> WHAT TO DO
The data below is to be repeated in full, exactly as shown.

> INPUT FOR THIS TASK
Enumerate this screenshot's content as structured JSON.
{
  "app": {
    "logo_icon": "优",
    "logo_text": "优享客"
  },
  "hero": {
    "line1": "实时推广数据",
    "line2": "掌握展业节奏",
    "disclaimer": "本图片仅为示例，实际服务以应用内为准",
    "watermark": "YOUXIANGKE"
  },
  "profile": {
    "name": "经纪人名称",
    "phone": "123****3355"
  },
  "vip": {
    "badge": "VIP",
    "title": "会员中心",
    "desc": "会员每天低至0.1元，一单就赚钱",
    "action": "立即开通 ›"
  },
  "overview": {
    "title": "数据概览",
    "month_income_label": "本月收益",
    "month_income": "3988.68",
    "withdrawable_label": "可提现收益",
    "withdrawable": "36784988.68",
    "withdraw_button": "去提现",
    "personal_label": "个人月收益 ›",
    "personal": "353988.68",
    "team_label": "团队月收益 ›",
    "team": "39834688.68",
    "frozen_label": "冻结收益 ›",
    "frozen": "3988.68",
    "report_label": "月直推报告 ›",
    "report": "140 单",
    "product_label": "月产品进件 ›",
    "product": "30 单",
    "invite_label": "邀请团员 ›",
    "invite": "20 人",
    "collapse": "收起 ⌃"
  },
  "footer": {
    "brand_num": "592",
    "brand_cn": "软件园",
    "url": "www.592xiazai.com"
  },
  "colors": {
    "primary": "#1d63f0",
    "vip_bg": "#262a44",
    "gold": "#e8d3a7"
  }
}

> EXERCISE RESPONSE
Enumerate this screenshot's content as structured JSON.
{
  "app": {
    "logo_icon": "优",
    "logo_text": "优享客"
  },
  "hero": {
    "line1": "实时推广数据",
    "line2": "掌握展业节奏",
    "disclaimer": "本图片仅为示例，实际服务以应用内为准",
    "watermark": "YOUXIANGKE"
  },
  "profile": {
    "name": "经纪人名称",
    "phone": "123****3355"
  },
  "vip": {
    "badge": "VIP",
    "title": "会员中心",
    "desc": "会员每天低至0.1元，一单就赚钱",
    "action": "立即开通 ›"
  },
  "overview": {
    "title": "数据概览",
    "month_income_label": "本月收益",
    "month_income": "3988.68",
    "withdrawable_label": "可提现收益",
    "withdrawable": "36784988.68",
    "withdraw_button": "去提现",
    "personal_label": "个人月收益 ›",
    "personal": "353988.68",
    "team_label": "团队月收益 ›",
    "team": "39834688.68",
    "frozen_label": "冻结收益 ›",
    "frozen": "3988.68",
    "report_label": "月直推报告 ›",
    "report": "140 单",
    "product_label": "月产品进件 ›",
    "product": "30 单",
    "invite_label": "邀请团员 ›",
    "invite": "20 人",
    "collapse": "收起 ⌃"
  },
  "footer": {
    "brand_num": "592",
    "brand_cn": "软件园",
    "url": "www.592xiazai.com"
  },
  "colors": {
    "primary": "#1d63f0",
    "vip_bg": "#262a44",
    "gold": "#e8d3a7"
  }
}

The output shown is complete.